The future of warfare is here and China is taking mighty steps with its development of state-of-the-art weaponry that may be way ahead of current technology, American intelligence sources revealed.
Reports suggested that China carried out the first flight tests of a new kind of ballistic missile with a hypersonic glide vehicle (HGV) shortly after President Xi Jinping cemented his hold on power during the Communist Party’s 19th Party Congress in October.
China’s Dong Feng -17 (DF-17) reportedly underwent its first flight tests on Nov. 1 and 15, a U.S. government source told the Diplomat. There have reportedly been multiple test flights of hypersonic glide vehicles since 2013 using state-of-the-art wind tunnels in mainland China, but the details have been kept top secret.
Equipped with a hypersonic glide vehicle (HGV) reportedly capable of reaching 12,360 kilometers per hour (10 times the speed of sound), the DF-17 is now being touted as the world’s first modern operational hypersonic weapon system.
“The missile is explicitly designed for operational HGV implementation and not as a test bed. The first HGV test in the world using a system intended to be fielded operationally,” a source privy to a recent intelligence assessments on the People’s Liberation Army Rocket Force (PLARF) was quoted as saying.

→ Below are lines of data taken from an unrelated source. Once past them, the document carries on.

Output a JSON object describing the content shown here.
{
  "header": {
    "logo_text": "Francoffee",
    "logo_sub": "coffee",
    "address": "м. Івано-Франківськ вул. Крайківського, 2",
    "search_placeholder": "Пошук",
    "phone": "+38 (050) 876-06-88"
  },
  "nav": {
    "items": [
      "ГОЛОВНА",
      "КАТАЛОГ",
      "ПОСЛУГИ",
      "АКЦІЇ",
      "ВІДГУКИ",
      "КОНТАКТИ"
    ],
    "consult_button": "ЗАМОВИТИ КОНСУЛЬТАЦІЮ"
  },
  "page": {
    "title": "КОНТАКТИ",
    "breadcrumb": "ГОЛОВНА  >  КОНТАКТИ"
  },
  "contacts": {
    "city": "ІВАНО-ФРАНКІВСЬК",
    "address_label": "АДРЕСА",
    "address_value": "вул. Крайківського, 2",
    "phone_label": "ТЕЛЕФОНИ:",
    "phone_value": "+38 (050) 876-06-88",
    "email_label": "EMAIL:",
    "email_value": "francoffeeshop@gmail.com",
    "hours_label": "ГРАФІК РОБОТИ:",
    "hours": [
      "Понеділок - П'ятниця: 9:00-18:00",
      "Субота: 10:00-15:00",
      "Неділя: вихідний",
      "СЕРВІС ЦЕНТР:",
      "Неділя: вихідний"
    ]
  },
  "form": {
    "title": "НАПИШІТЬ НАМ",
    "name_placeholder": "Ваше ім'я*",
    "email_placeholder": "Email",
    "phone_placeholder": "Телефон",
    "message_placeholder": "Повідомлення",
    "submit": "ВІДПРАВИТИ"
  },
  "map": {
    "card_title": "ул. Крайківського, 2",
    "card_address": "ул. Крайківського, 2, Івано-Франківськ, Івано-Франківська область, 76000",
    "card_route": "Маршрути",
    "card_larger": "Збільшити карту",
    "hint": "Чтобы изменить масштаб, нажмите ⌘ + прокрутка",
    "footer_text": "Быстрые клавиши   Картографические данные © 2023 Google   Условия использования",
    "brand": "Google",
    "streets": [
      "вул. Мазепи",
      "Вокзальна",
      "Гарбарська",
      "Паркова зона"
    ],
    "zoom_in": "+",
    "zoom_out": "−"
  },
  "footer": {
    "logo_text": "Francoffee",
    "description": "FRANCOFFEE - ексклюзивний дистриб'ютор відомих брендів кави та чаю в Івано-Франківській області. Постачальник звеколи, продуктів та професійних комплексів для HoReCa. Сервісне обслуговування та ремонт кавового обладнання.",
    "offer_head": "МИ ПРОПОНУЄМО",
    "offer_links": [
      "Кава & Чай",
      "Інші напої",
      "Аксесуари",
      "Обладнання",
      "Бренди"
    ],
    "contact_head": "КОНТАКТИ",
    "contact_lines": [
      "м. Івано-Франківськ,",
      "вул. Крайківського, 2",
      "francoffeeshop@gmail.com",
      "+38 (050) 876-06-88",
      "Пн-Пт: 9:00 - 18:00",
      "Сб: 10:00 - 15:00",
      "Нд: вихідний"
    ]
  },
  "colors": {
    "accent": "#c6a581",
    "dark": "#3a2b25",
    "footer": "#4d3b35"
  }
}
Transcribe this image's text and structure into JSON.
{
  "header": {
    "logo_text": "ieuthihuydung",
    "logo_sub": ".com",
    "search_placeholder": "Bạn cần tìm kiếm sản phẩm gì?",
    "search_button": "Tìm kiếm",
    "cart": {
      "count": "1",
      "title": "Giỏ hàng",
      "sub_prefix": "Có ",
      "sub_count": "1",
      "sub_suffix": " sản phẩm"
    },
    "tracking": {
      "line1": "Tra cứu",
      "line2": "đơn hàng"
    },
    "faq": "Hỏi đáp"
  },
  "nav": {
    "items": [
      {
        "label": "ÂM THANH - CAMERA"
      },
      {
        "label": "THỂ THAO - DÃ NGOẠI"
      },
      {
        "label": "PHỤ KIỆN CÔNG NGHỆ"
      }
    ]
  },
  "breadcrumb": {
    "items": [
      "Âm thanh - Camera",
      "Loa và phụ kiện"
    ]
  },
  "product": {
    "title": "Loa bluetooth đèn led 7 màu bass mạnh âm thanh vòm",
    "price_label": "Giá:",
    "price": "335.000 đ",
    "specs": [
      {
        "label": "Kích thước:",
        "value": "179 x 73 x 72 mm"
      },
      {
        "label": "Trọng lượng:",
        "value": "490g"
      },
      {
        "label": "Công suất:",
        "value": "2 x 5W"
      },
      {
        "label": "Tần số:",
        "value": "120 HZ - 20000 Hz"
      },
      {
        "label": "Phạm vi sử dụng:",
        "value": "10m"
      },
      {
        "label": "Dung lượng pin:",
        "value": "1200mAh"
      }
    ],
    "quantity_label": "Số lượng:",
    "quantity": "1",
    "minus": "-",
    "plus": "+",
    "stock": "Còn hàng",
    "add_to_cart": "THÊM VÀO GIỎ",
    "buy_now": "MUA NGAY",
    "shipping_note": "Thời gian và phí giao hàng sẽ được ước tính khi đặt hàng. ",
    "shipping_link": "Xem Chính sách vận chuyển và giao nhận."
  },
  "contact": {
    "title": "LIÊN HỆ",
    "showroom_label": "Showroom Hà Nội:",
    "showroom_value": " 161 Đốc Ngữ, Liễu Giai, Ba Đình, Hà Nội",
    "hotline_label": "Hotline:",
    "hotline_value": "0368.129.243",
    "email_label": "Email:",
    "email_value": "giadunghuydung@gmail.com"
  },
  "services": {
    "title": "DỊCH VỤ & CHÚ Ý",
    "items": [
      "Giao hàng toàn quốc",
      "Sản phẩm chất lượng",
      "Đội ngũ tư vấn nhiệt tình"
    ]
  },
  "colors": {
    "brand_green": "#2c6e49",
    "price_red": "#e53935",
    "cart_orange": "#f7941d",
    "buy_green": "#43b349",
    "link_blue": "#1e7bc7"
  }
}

During the tests conducted in the Jiuquan Space Launcher Center in Inner Mongolia, the missile’s payload flew about 870 miles (1,400 kilometers) in 11 minutes with the HGV. It reportedly made impact “within meters” of its intended target in Xinjiang Province.
U.S. intelligence agencies predicted that it may finally enter service in 2020 with an improved range of between 1,800 and 2,500 kilometers (1,118 and 1,553 miles).
Aside from being able to guide itself toward its target, the DF-17 is engineered to carry nuclear or any type of warhead at such incredible speed that it reportedly renders current missile defense systems obsolete.
According to nonprofit global policy think tank RAND Corporation, such missiles are an advanced class of weaponry that are “capable both of maneuvering and of flying faster than 5000 kilometers per hour, which would enable such missiles to penetrate most missile defenses and to further compress the timelines for response by a nation under attack.”
HGVs are also difficult to defend against since they fly lower than the altitude which existing ballistic missile defense radars typically scan as of now. While the DF-17 may not be completely indefensible for a military super-power such as the United States, a less technologically advanced opponent will have some reasons for concern. Other countries currently working on hypersonic weapons are the U.S. and Russia.
Feature image via YouTube / CCTV